> [REQUIRED ACTION]:
Go through the entries below, count every line with the string "host", and answer with only that number.

(Entries from a dataset of interfaces)
= = = = = = =

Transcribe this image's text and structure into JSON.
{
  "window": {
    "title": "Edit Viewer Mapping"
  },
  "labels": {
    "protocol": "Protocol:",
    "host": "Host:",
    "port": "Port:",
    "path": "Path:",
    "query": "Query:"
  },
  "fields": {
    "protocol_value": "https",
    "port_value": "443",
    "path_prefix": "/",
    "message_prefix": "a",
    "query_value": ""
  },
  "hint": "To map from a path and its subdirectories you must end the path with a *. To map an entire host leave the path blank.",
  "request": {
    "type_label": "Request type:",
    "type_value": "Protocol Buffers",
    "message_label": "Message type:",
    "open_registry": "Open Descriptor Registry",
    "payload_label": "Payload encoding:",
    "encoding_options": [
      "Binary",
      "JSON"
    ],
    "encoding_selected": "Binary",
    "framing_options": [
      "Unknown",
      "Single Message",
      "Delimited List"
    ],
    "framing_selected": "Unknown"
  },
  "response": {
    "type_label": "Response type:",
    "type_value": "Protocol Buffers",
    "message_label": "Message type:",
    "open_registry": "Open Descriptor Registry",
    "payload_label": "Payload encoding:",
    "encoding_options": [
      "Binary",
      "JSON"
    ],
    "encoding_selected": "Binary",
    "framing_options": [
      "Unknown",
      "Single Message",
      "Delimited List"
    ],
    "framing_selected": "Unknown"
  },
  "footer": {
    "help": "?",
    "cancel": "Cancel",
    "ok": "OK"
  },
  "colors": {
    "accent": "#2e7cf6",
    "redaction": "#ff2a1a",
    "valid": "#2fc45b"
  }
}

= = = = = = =

> [RESPONSE]:
2